ESM marks fifth anniversary
Luxembourg - The European Stability Mechanism has its fifth anniversary on Sunday as the permanent crisis resolution mechanism for sovereigns of the euro area. Set up by the countries of the euro area on 8 October 2012, the ESM helped to keep the euro together during the height of the euro debt crisis. Far-reaching economic and financial repairs were initiated in the context of ESM programmes in the countries hit the hardest by the crisis.
Together with its temporary predecessor, the European Financial Stability Facility (EFSF), the ESM has lent money to five countries: Greece, Ireland, Spain, Portugal and Cyprus. In exchange for the rescue loans, beneficiary countries had to implement reforms in order to make their economies sustainable and competitive, and to restructure their banking systems. Four of these countries are now economic success cases, with among the highest growth rates in the euro area. Greece is the only country that is still receiving new loans. It too can stand on its own two feet again if reforms continue.
“There is no doubt that the ESM will remain an anchor of stability in the euro area, and it is one of the great achievements coming out of the crisis that we have an ESM. I want to congratulate the ESM, and I’m looking forward to working with you,” said Jeroen Dijsselbloem, President of the Eurogroup of euro area finance ministers, and Chairman of the ESM Board of Governors.
The ESM welcomes the political debate about further reforms in the euro area. Monetary union today is much stronger than before the crisis, both economically and institutionally.
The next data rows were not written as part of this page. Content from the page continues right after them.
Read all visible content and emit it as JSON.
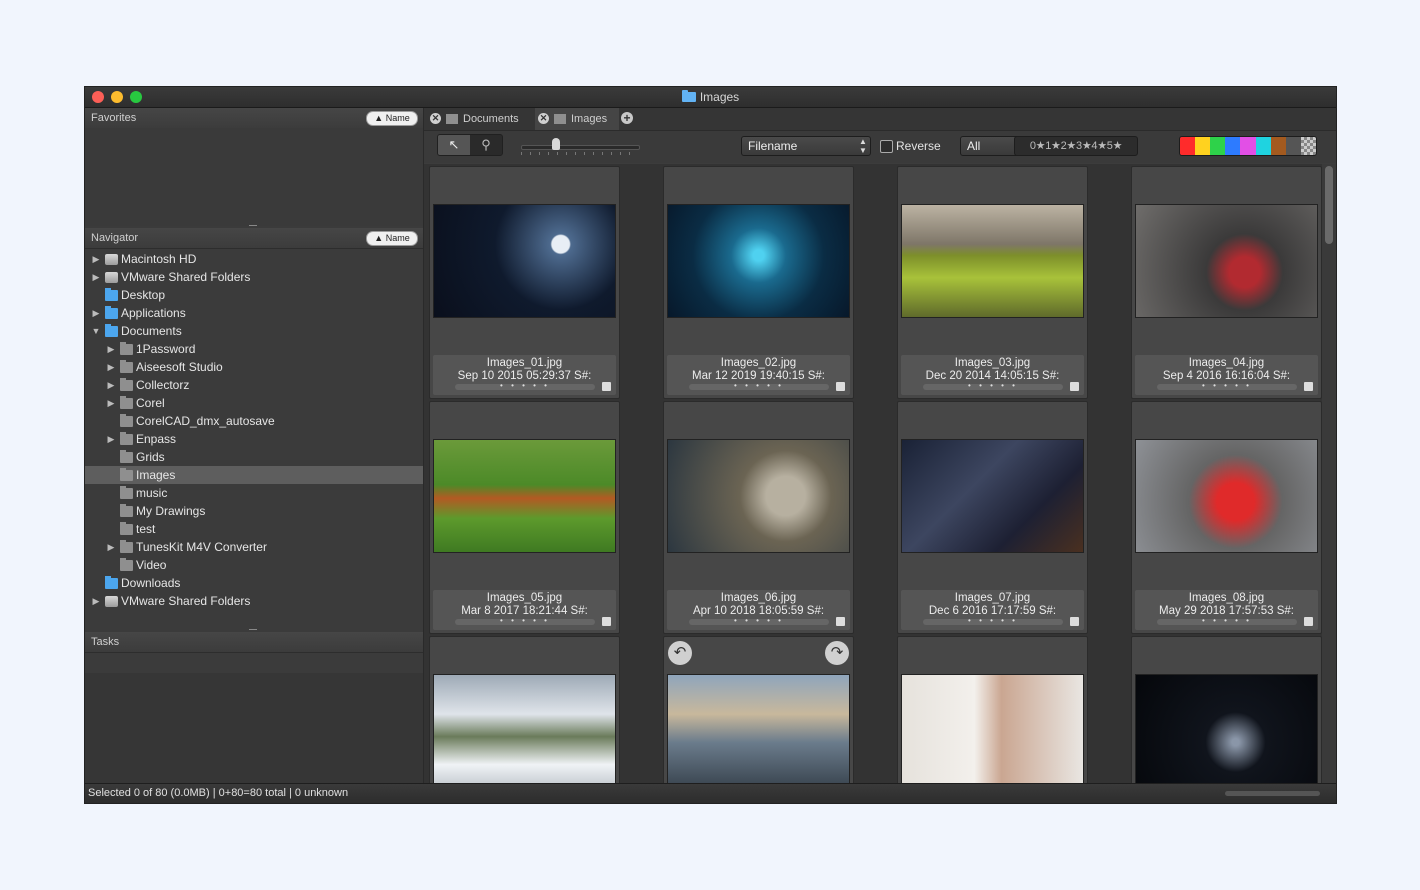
{
  "window": {
    "title": "Images"
  },
  "sidebar": {
    "favorites_title": "Favorites",
    "navigator_title": "Navigator",
    "tasks_title": "Tasks",
    "sort_button": "▲ Name",
    "tree": [
      {
        "label": "Macintosh HD",
        "depth": 0,
        "toggle": "▶",
        "icon": "disk"
      },
      {
        "label": "VMware Shared Folders",
        "depth": 0,
        "toggle": "▶",
        "icon": "disk"
      },
      {
        "label": "Desktop",
        "depth": 0,
        "toggle": "",
        "icon": "blue"
      },
      {
        "label": "Applications",
        "depth": 0,
        "toggle": "▶",
        "icon": "blue"
      },
      {
        "label": "Documents",
        "depth": 0,
        "toggle": "▼",
        "icon": "blue"
      },
      {
        "label": "1Password",
        "depth": 1,
        "toggle": "▶",
        "icon": "gray"
      },
      {
        "label": "Aiseesoft Studio",
        "depth": 1,
        "toggle": "▶",
        "icon": "gray"
      },
      {
        "label": "Collectorz",
        "depth": 1,
        "toggle": "▶",
        "icon": "gray"
      },
      {
        "label": "Corel",
        "depth": 1,
        "toggle": "▶",
        "icon": "gray"
      },
      {
        "label": "CorelCAD_dmx_autosave",
        "depth": 1,
        "toggle": "",
        "icon": "gray"
      },
      {
        "label": "Enpass",
        "depth": 1,
        "toggle": "▶",
        "icon": "gray"
      },
      {
        "label": "Grids",
        "depth": 1,
        "toggle": "",
        "icon": "gray"
      },
      {
        "label": "Images",
        "depth": 1,
        "toggle": "",
        "icon": "gray",
        "selected": true
      },
      {
        "label": "music",
        "depth": 1,
        "toggle": "",
        "icon": "gray"
      },
      {
        "label": "My Drawings",
        "depth": 1,
        "toggle": "",
        "icon": "gray"
      },
      {
        "label": "test",
        "depth": 1,
        "toggle": "",
        "icon": "gray"
      },
      {
        "label": "TunesKit M4V Converter",
        "depth": 1,
        "toggle": "▶",
        "icon": "gray"
      },
      {
        "label": "Video",
        "depth": 1,
        "toggle": "",
        "icon": "gray"
      },
      {
        "label": "Downloads",
        "depth": 0,
        "toggle": "",
        "icon": "blue"
      },
      {
        "label": "VMware Shared Folders",
        "depth": 0,
        "toggle": "▶",
        "icon": "disk"
      }
    ]
  },
  "tabs": [
    {
      "label": "Documents",
      "close": "✕"
    },
    {
      "label": "Images",
      "close": "✕"
    }
  ],
  "tab_add": "+",
  "toolbar": {
    "select_tool": "↖",
    "zoom_tool": "⚲",
    "thumb_size_fraction": 0.3,
    "sort_by": "Filename",
    "reverse_label": "Reverse",
    "filter": "All",
    "check_mark": "✓",
    "caret": "▲▼",
    "rating_filter": "0★1★2★3★4★5★",
    "color_labels": [
      "#ff2b2b",
      "#ffd21f",
      "#2ed24a",
      "#2d7bff",
      "#e24fe6",
      "#1fd3e0",
      "#a35a1f",
      "#555555"
    ]
  },
  "grid": {
    "rating_dots": "• • • • •",
    "rotate_left": "↶",
    "rotate_right": "↷",
    "items": [
      {
        "name": "Images_01.jpg",
        "date": "Sep 10 2015 05:29:37 S#:"
      },
      {
        "name": "Images_02.jpg",
        "date": "Mar 12 2019 19:40:15 S#:"
      },
      {
        "name": "Images_03.jpg",
        "date": "Dec 20 2014 14:05:15 S#:"
      },
      {
        "name": "Images_04.jpg",
        "date": "Sep 4 2016 16:16:04 S#:"
      },
      {
        "name": "Images_05.jpg",
        "date": "Mar 8 2017 18:21:44 S#:"
      },
      {
        "name": "Images_06.jpg",
        "date": "Apr 10 2018 18:05:59 S#:"
      },
      {
        "name": "Images_07.jpg",
        "date": "Dec 6 2016 17:17:59 S#:"
      },
      {
        "name": "Images_08.jpg",
        "date": "May 29 2018 17:57:53 S#:"
      },
      {
        "name": "",
        "date": ""
      },
      {
        "name": "",
        "date": ""
      },
      {
        "name": "",
        "date": ""
      },
      {
        "name": "",
        "date": ""
      }
    ]
  },
  "status": {
    "text": "Selected 0 of 80 (0.0MB) | 0+80=80 total | 0 unknown"
  }
}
A few remaining steps would have a major impact in protecting the economic stability of the euro area and in making it more robust.
“The ESM is a young institution but we have become an experienced firefighter during these last five years,” said Klaus Regling, Managing Director of the ESM since its inception. “The experience that we accumulated during these last few years will help us to play a useful role in the monetary union in the future, now that we are considering how to make it more resilient and more robust.”
Since the ESM’s inception in 2012, its membership has grown from 17 to 19. Latvia and Lithuania joined the ESM in 2014 and 2015 respectively, following their accession to the euro area.
The ESM and EFSF together have €252 billion in loans outstanding, but they have not used taxpayer money to fund these programmes. Money is raised from investors, by regularly issuing bills and bonds in financial markets. The ESM can do so at very favourable rates because of its strong credit rating. This is due to its paid-in capital of €80 billion, which has been provided by the 19 members of the euro area.